## Problem statement
From the entries below, return only the lines starting at the one that contains "Extract the structured" and ending at the one that contains "Read all visible content and emit it as JSON.", exactly as they stand.
START Extracted information
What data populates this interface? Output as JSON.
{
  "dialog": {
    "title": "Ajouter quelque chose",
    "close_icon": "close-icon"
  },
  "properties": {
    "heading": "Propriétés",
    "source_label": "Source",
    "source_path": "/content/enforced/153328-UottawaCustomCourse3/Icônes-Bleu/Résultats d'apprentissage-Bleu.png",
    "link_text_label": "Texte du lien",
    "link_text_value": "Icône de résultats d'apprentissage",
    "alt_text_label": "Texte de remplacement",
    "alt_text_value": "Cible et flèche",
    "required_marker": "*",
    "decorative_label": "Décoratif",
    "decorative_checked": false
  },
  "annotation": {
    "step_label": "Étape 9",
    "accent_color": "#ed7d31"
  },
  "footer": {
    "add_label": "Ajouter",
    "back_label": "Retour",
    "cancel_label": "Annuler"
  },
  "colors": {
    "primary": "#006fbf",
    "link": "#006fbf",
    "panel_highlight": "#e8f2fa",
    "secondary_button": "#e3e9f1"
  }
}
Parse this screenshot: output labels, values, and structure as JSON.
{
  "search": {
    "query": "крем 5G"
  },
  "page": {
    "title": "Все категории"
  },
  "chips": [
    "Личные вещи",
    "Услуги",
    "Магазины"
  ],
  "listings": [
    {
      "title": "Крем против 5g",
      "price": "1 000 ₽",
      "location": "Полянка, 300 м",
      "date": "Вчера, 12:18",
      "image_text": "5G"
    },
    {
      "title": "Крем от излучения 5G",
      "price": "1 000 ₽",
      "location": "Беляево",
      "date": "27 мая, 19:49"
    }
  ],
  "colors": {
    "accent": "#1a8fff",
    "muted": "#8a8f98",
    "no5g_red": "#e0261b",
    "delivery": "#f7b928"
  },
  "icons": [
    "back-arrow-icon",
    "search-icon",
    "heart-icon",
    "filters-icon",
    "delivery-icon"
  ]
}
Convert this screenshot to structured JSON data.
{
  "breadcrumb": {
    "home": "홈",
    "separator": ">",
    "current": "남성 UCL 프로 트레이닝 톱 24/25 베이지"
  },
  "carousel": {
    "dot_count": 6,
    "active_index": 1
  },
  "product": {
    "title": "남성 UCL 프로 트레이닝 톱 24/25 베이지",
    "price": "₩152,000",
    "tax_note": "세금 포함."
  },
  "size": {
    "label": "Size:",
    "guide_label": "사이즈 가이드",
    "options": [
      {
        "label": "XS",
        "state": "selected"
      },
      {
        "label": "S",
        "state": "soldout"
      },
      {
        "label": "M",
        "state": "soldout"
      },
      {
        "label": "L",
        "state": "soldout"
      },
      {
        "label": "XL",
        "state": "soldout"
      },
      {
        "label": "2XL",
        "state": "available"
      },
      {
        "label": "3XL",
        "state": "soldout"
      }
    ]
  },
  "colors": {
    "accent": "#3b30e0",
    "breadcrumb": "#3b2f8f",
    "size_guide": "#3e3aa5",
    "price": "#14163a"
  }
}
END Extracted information
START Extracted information
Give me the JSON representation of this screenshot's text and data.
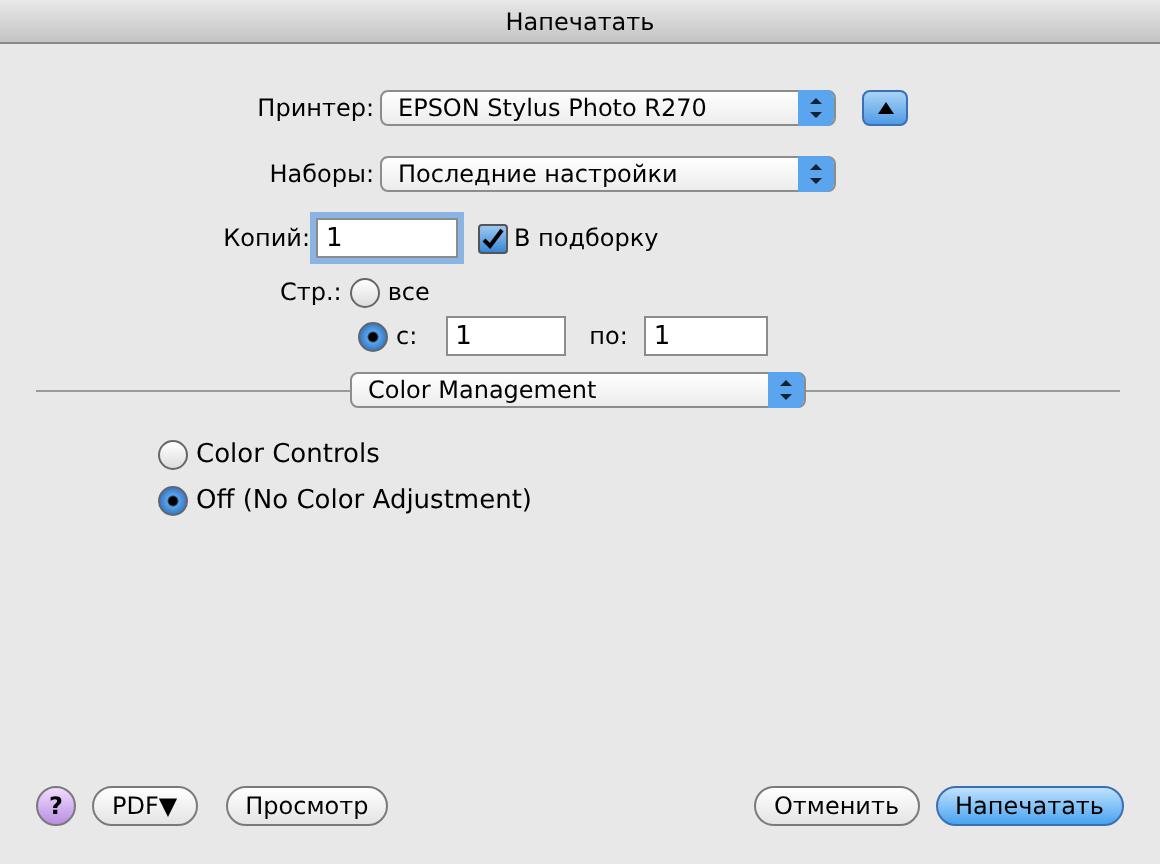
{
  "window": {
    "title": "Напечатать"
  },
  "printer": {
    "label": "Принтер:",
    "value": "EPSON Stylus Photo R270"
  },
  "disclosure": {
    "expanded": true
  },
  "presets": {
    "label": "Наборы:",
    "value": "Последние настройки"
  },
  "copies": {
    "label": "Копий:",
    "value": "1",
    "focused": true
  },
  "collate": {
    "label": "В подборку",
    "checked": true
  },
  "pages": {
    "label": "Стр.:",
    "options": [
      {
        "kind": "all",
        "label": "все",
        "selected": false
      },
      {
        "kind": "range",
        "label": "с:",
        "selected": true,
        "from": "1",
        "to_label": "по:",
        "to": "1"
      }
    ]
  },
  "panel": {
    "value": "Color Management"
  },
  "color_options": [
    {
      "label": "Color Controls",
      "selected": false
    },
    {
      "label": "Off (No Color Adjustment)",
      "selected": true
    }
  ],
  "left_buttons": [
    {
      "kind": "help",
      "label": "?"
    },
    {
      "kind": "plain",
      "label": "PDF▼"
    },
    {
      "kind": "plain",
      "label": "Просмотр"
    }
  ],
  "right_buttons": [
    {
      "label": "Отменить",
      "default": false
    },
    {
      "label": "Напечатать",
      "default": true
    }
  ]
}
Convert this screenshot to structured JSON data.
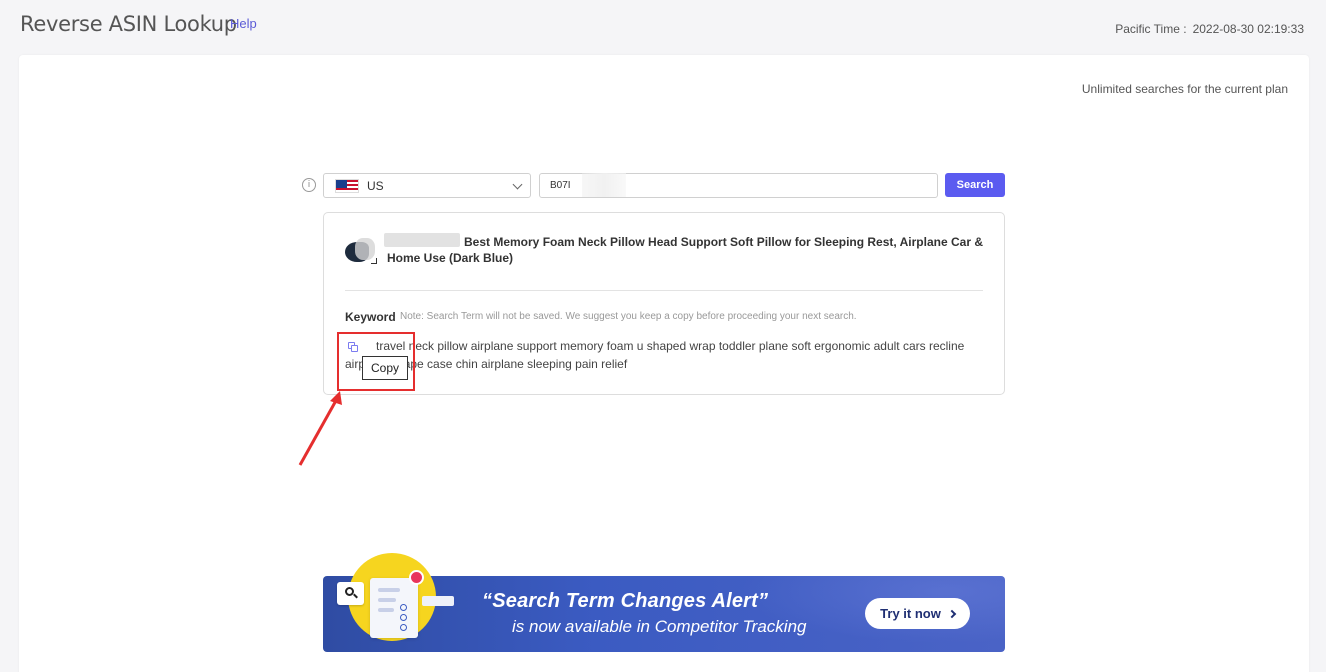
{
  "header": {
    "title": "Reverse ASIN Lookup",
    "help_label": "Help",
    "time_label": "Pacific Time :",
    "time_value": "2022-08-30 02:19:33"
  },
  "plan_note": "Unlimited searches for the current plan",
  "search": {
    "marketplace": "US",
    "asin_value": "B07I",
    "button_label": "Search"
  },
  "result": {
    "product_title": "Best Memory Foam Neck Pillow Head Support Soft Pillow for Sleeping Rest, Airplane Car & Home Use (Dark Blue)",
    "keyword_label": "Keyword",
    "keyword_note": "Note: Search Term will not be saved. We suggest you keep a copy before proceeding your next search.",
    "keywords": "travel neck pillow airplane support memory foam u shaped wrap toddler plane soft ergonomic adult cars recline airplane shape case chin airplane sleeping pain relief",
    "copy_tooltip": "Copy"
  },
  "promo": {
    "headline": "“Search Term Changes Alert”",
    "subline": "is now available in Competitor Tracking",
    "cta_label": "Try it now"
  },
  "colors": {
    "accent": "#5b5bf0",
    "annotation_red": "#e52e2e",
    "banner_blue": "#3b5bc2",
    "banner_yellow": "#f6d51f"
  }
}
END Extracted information
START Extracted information
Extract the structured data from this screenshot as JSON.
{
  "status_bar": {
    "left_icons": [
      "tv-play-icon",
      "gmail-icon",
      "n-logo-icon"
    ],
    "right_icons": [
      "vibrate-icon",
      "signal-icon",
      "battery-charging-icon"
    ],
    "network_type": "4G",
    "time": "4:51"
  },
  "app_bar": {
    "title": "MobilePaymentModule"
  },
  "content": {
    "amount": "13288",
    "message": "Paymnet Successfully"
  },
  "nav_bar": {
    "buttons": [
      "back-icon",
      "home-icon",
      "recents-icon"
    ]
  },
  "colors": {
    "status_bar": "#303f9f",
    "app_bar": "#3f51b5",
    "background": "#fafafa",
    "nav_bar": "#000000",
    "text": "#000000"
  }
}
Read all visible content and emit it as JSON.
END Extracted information
## Solution to the exercise
Extract the structured data from this screenshot as JSON.
{
  "status_bar": {
    "left_icons": [
      "tv-play-icon",
      "gmail-icon",
      "n-logo-icon"
    ],
    "right_icons": [
      "vibrate-icon",
      "signal-icon",
      "battery-charging-icon"
    ],
    "network_type": "4G",
    "time": "4:51"
  },
  "app_bar": {
    "title": "MobilePaymentModule"
  },
  "content": {
    "amount": "13288",
    "message": "Paymnet Successfully"
  },
  "nav_bar": {
    "buttons": [
      "back-icon",
      "home-icon",
      "recents-icon"
    ]
  },
  "colors": {
    "status_bar": "#303f9f",
    "app_bar": "#3f51b5",
    "background": "#fafafa",
    "nav_bar": "#000000",
    "text": "#000000"
  }
}
Read all visible content and emit it as JSON.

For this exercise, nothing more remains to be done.